(Task statement)
The entries below are to be written out exactly, with no images included.

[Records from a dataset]
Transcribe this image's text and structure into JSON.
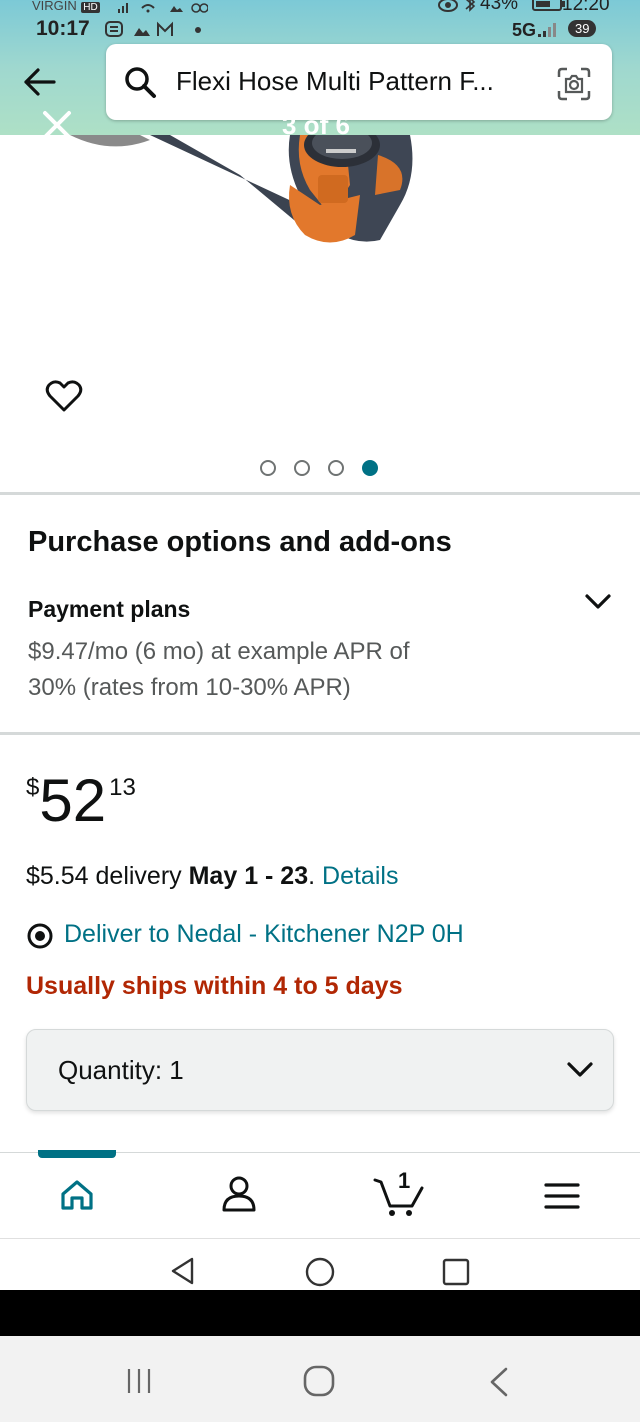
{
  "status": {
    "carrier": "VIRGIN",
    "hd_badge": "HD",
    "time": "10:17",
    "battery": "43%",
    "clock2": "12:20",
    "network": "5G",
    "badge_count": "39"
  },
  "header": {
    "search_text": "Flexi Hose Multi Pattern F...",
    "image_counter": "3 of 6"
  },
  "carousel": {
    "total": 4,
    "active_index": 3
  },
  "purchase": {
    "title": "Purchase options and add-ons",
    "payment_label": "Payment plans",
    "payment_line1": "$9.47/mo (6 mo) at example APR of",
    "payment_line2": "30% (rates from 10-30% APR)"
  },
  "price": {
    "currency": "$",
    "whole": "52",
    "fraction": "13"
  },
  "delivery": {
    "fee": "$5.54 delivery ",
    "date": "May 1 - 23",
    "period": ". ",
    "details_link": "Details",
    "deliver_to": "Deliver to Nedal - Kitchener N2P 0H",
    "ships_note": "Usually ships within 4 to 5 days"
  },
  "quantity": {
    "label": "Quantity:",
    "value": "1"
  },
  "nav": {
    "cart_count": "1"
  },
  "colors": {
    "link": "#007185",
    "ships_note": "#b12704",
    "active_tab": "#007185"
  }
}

(Solution for this task)
Transcribe this image's text and structure into JSON.
{
  "status": {
    "carrier": "VIRGIN",
    "hd_badge": "HD",
    "time": "10:17",
    "battery": "43%",
    "clock2": "12:20",
    "network": "5G",
    "badge_count": "39"
  },
  "header": {
    "search_text": "Flexi Hose Multi Pattern F...",
    "image_counter": "3 of 6"
  },
  "carousel": {
    "total": 4,
    "active_index": 3
  },
  "purchase": {
    "title": "Purchase options and add-ons",
    "payment_label": "Payment plans",
    "payment_line1": "$9.47/mo (6 mo) at example APR of",
    "payment_line2": "30% (rates from 10-30% APR)"
  },
  "price": {
    "currency": "$",
    "whole": "52",
    "fraction": "13"
  },
  "delivery": {
    "fee": "$5.54 delivery ",
    "date": "May 1 - 23",
    "period": ". ",
    "details_link": "Details",
    "deliver_to": "Deliver to Nedal - Kitchener N2P 0H",
    "ships_note": "Usually ships within 4 to 5 days"
  },
  "quantity": {
    "label": "Quantity:",
    "value": "1"
  },
  "nav": {
    "cart_count": "1"
  },
  "colors": {
    "link": "#007185",
    "ships_note": "#b12704",
    "active_tab": "#007185"
  }
}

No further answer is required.